Nurses at Van Nuys Behavioral Health Hospital have voted to authorize a strike, citing concerns about patient safety, staffing, and worker retention issues. 

The vote, which was held during a picket outside the hospital entrance on Tuesday, Feb. 1, gives authority to the nurses’ contract bargaining team to move forward with a strike if they feel that negotiations are not yielding results.

If the nurses’ bargaining team calls for a strike, it could come as soon as Feb. 14.

A group of 20 nurses representing the SEIU Local 121RN union demonstrated outside the facility on Tuesday, saying contract negotiations to improve patient and worker safety have broken down.  Among the issues that nurses have raised to management are lax security, understaffing, burnout and lack of proper equipment.

The facility, also known as the Southern California Hospital at Van Nuys, is a psychiatric hospital that provides mental health services to adults on a voluntary basis.

“We continue to face insufficient staffing—too often we’re forced to take on more patients than what is legally deemed safe,” said Jan Burgos, a nurse in the Psych unit at the hospital. “We power through our twelve-hour shifts, but without the assurance that someone will relieve us at the end. We’re still reeling from the pressures we faced during the pandemic, which has taken a toll on our minds and bodies.”

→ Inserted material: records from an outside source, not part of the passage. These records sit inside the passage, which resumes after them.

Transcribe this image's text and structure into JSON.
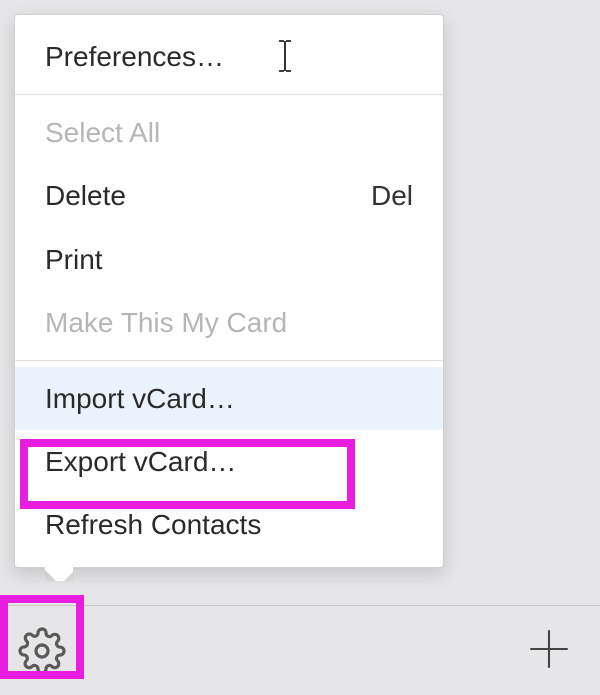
{
  "menu": {
    "preferences": "Preferences…",
    "select_all": "Select All",
    "delete": "Delete",
    "delete_shortcut": "Del",
    "print": "Print",
    "make_card": "Make This My Card",
    "import_vcard": "Import vCard…",
    "export_vcard": "Export vCard…",
    "refresh": "Refresh Contacts"
  },
  "annotation_color": "#e81de0"
}
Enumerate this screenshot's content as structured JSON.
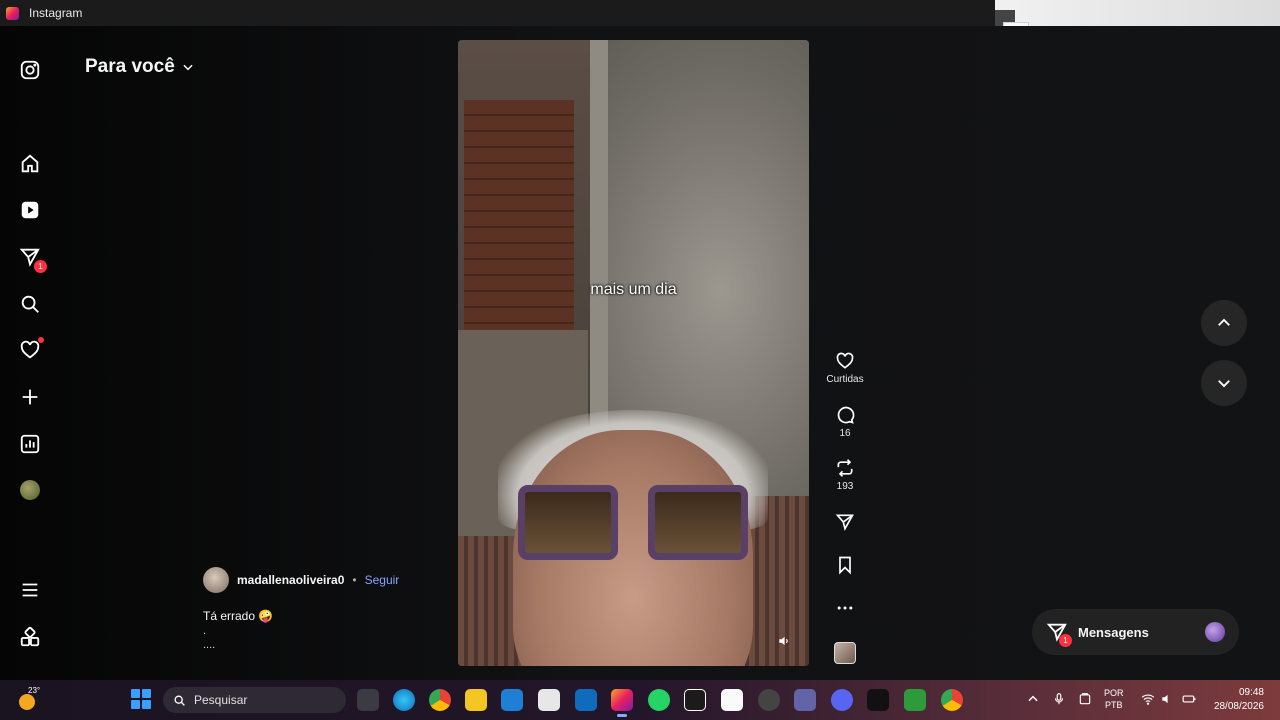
{
  "window": {
    "title": "Instagram"
  },
  "feed": {
    "title": "Para você"
  },
  "sidebar": {
    "messages_badge": "1"
  },
  "video": {
    "caption": "mais um dia"
  },
  "actions": {
    "likes_label": "Curtidas",
    "comments_count": "16",
    "reposts_count": "193"
  },
  "post": {
    "username": "madallenaoliveira0",
    "separator": "•",
    "follow_label": "Seguir",
    "caption": "Tá errado 🤪",
    "caption_line2": ".",
    "caption_more": "...."
  },
  "messages": {
    "label": "Mensagens",
    "badge": "1"
  },
  "taskbar": {
    "temperature": "23°",
    "search_placeholder": "Pesquisar",
    "language": "POR",
    "layout": "PTB",
    "time": "09:48",
    "date": "28/08/2026"
  }
}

According to Shelia Wells — a nurse who has worked at the hospital for seven years — the staff has been in conversation with management since October about these issues, but that management has “ignored” their demands.

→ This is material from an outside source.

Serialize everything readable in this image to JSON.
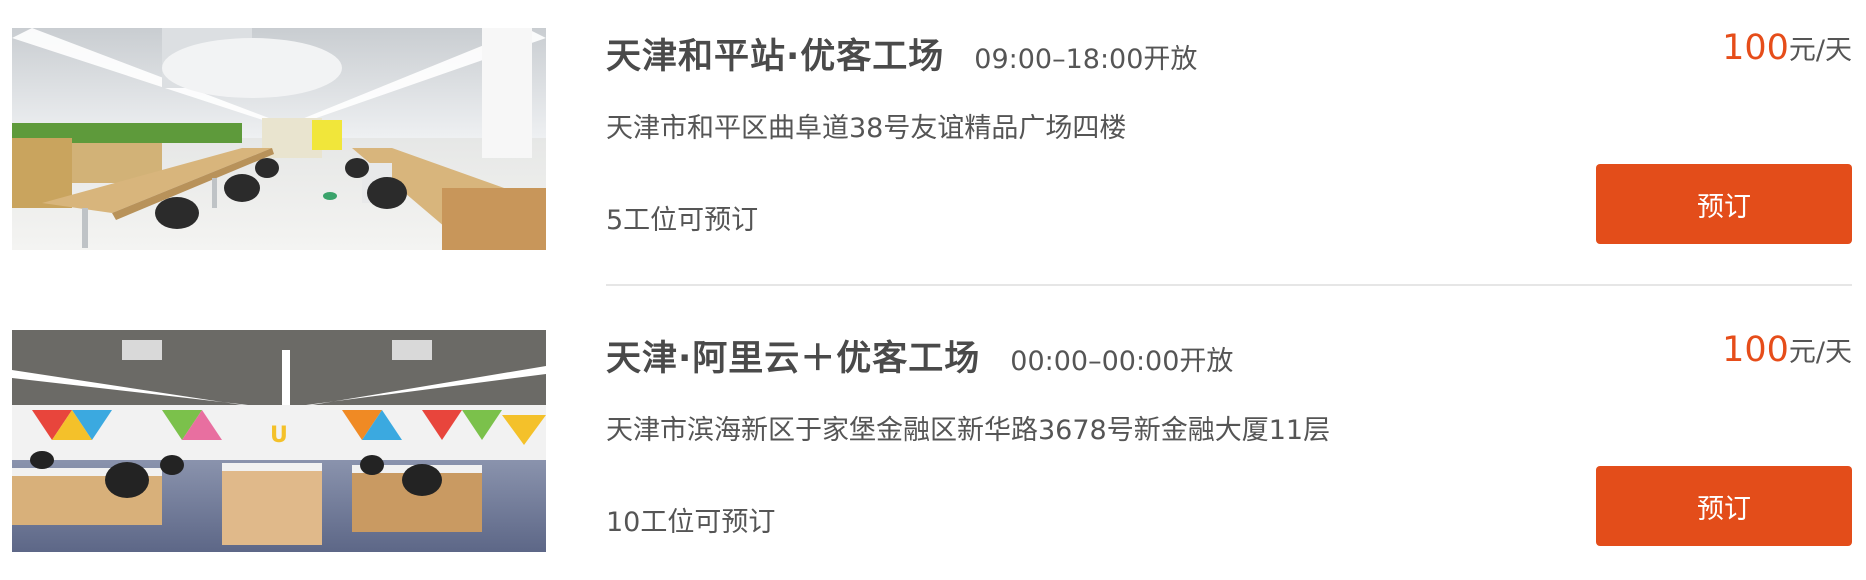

In addition, nurses say, they are dealing with a lack of proper protective equipment (PPE). Wells stated that, along with a shortage of PPE, the hospital has not been keeping track of who has been in contact with COVID patients. This has led to multiple outbreaks, including Wells’ family.

In 2020, the hospital was fined over $20,000 by the federal agency OSHA (Occupational Safety and Health Administration) after nurses reported violations to regulatory agencies over the PPE insufficiency.

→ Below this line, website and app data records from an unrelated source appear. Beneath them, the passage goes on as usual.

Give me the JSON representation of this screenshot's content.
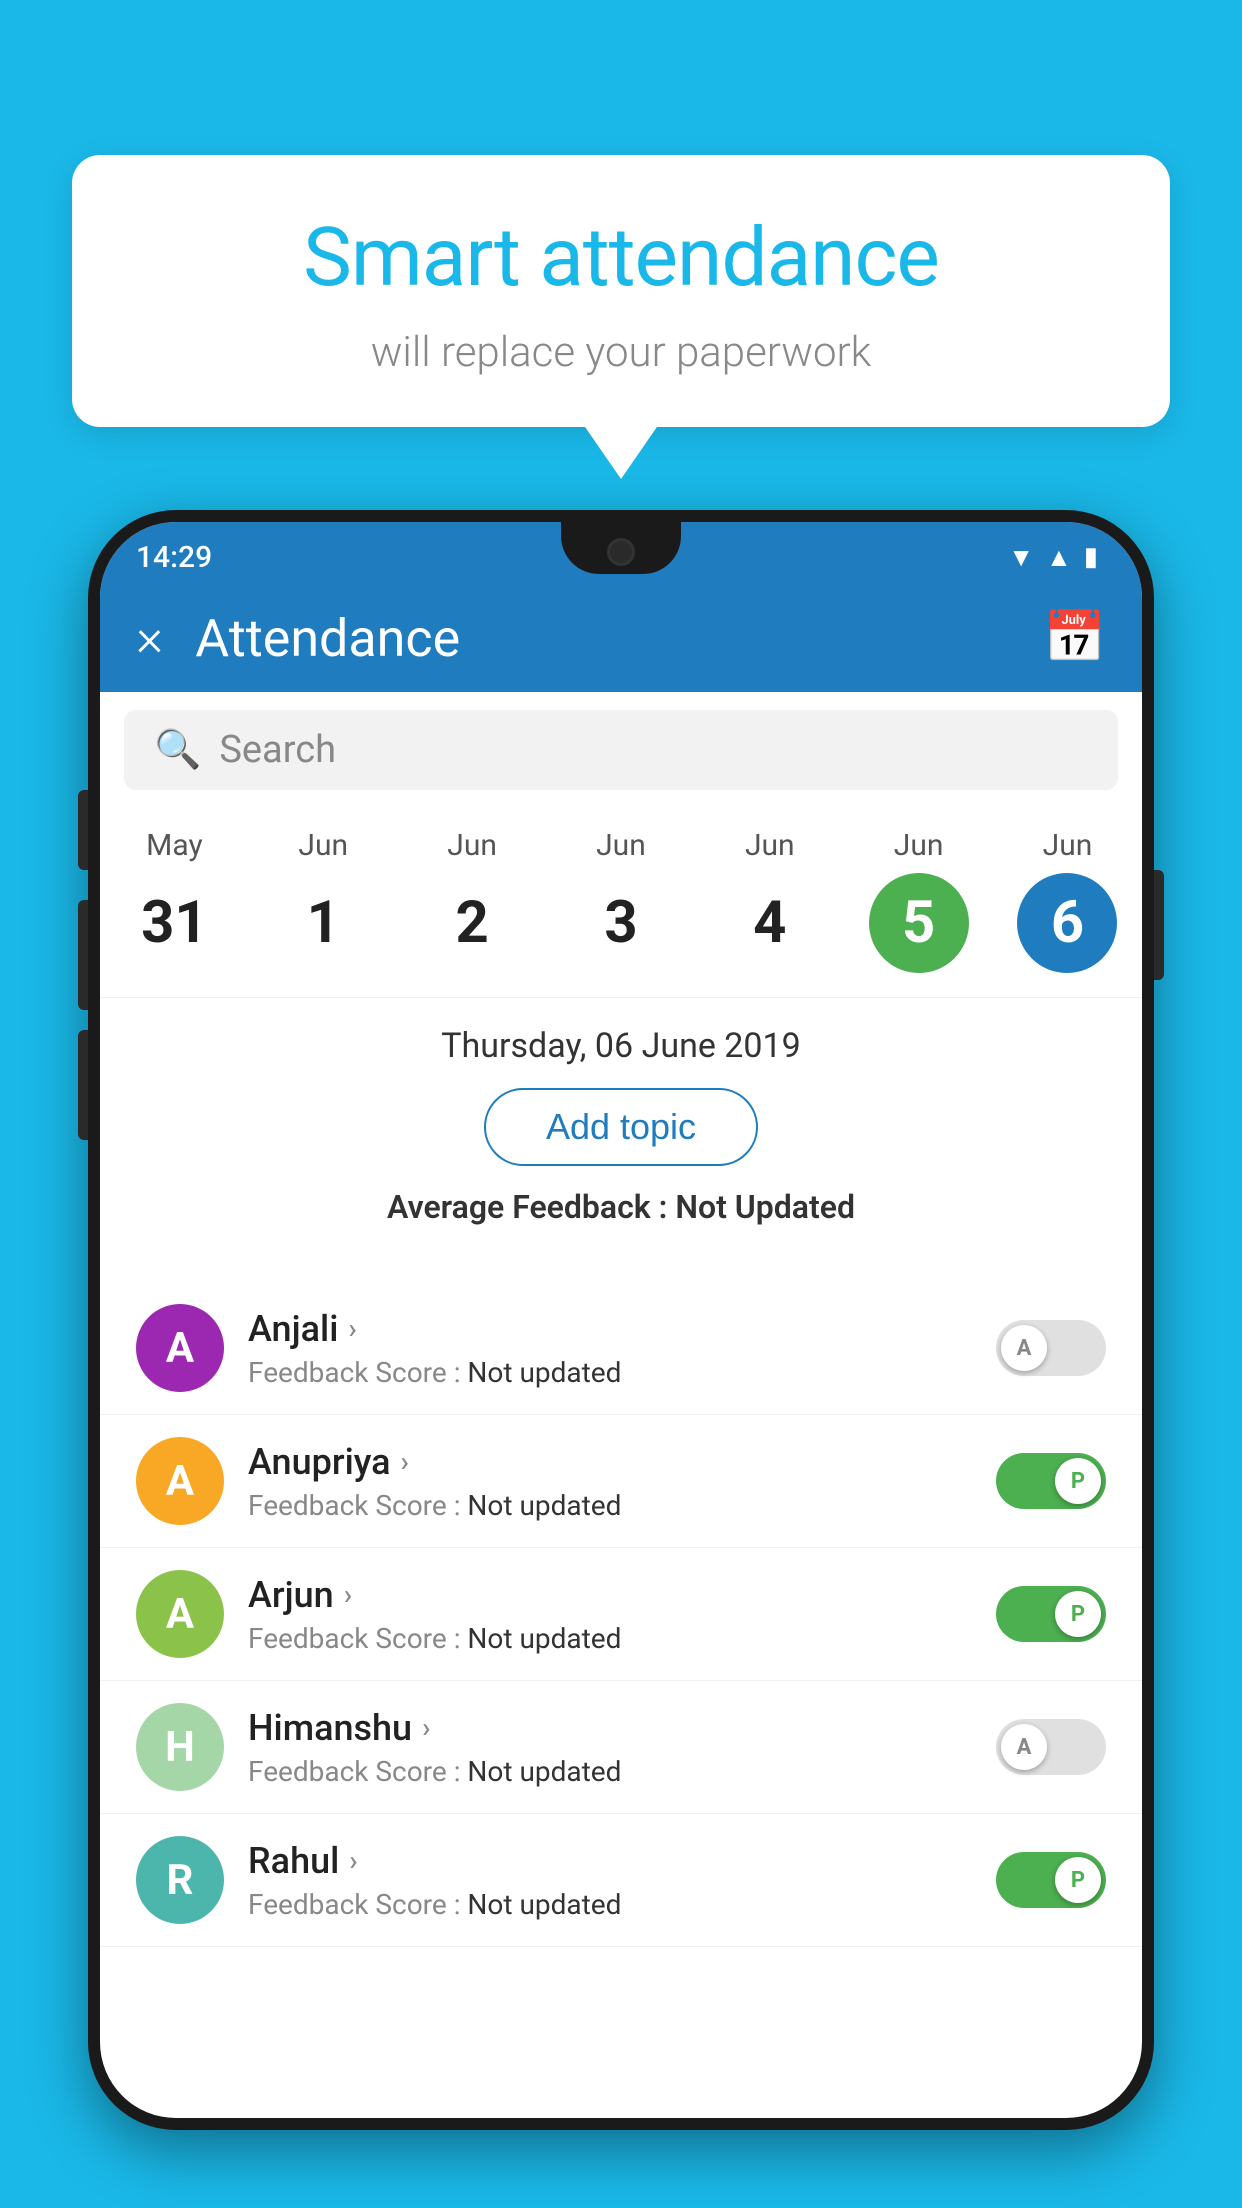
{
  "background_color": "#1ab8e8",
  "bubble": {
    "title": "Smart attendance",
    "subtitle": "will replace your paperwork"
  },
  "status_bar": {
    "time": "14:29",
    "wifi": "▼",
    "signal": "▲",
    "battery": "▮"
  },
  "app_bar": {
    "title": "Attendance",
    "close_label": "×",
    "calendar_icon": "📅"
  },
  "search": {
    "placeholder": "Search"
  },
  "calendar": {
    "days": [
      {
        "month": "May",
        "date": "31",
        "type": "normal"
      },
      {
        "month": "Jun",
        "date": "1",
        "type": "normal"
      },
      {
        "month": "Jun",
        "date": "2",
        "type": "normal"
      },
      {
        "month": "Jun",
        "date": "3",
        "type": "normal"
      },
      {
        "month": "Jun",
        "date": "4",
        "type": "normal"
      },
      {
        "month": "Jun",
        "date": "5",
        "type": "today"
      },
      {
        "month": "Jun",
        "date": "6",
        "type": "selected"
      }
    ]
  },
  "selected_date": "Thursday, 06 June 2019",
  "add_topic_label": "Add topic",
  "average_feedback": {
    "label": "Average Feedback : ",
    "value": "Not Updated"
  },
  "students": [
    {
      "name": "Anjali",
      "avatar_letter": "A",
      "avatar_color": "#9c27b0",
      "feedback_label": "Feedback Score : ",
      "feedback_value": "Not updated",
      "toggle": "off",
      "toggle_letter": "A"
    },
    {
      "name": "Anupriya",
      "avatar_letter": "A",
      "avatar_color": "#f9a825",
      "feedback_label": "Feedback Score : ",
      "feedback_value": "Not updated",
      "toggle": "on",
      "toggle_letter": "P"
    },
    {
      "name": "Arjun",
      "avatar_letter": "A",
      "avatar_color": "#8bc34a",
      "feedback_label": "Feedback Score : ",
      "feedback_value": "Not updated",
      "toggle": "on",
      "toggle_letter": "P"
    },
    {
      "name": "Himanshu",
      "avatar_letter": "H",
      "avatar_color": "#a5d6a7",
      "feedback_label": "Feedback Score : ",
      "feedback_value": "Not updated",
      "toggle": "off",
      "toggle_letter": "A"
    },
    {
      "name": "Rahul",
      "avatar_letter": "R",
      "avatar_color": "#4db6ac",
      "feedback_label": "Feedback Score : ",
      "feedback_value": "Not updated",
      "toggle": "on",
      "toggle_letter": "P"
    }
  ]
}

The combination of these issues, exacerbated by the pandemic, has left many nurses feeling burnt out and leaving the profession, union officials said.

“We’re striking because throughout this pandemic, we have been promised — not just compensation — but safety provisions and we’ve just been neglected and even now that we’re going through our contract, they’re not bargaining in good faith,” Wells said.

“They’re offering us really ridiculous [work] increases that shouldn’t be expected for nurses at all. We just feel really depleted.”

The hospital has security onsite in order to help manage patients that may turn aggressive. However, some nurses say, that security at the facility is too lax.

Rudy Barzola, a nurse and former supervisor who has worked at the hospital for nearly 23 years, was on the receiving end of one such aggressive patient. He described an incident where a patient attempted to throw a chair at a nurse when he was passing by. After grabbing the chair, the patient bit and attacked him, for which he was admitted to a hospital.

Barzola said security did nothing to help.

“If we get a patient on Friday, there are certain doctors that don’t work the weekend, so they don’t get seen … until Monday,” Barzola said. “So they have two days with no medication, and they’re super, super out of it. It’s unsafe. …  I’m a nurse. I’m not trained to subdue a patient.”

It is not just worker safety that has Barzola concerned, but that of patients as well.

He stated that the facility only has one isolation room for COVID patients, which becomes a problem when more than one person tests positive. Furthermore, the room is non-negative pressure.

According to News Medical, a negative pressure room is designed to prevent potentially contaminated air or other dangerous particles from flowing outside into non-contaminated areas while allowing clean air to flow inside.

Barzola stated that before the union came in three years ago, the hospital would lose at least two nurses a month. After they got the contract with the union, the facility was able to retain its nurses.

However, with the onset of the pandemic, union representatives said the workplace conditions reverted to how they once were and nurses have now looked elsewhere for better opportunities.

In a statement provided by hospital management, the facility will remain open and not be affected by union activity. It also states that management is “disappointed” in the route the union has taken, explaining that they have not given the bargaining process an ample chance to succeed and their actions have instead been counter-productive.

“While we respect the union and its representation of our employees, we do not support the disruptive environment that it is trying to create, especially during the pandemic,” the statement reads. “We are committed to bargaining in good faith to reach an agreement that is fair to both union members and our hospital.”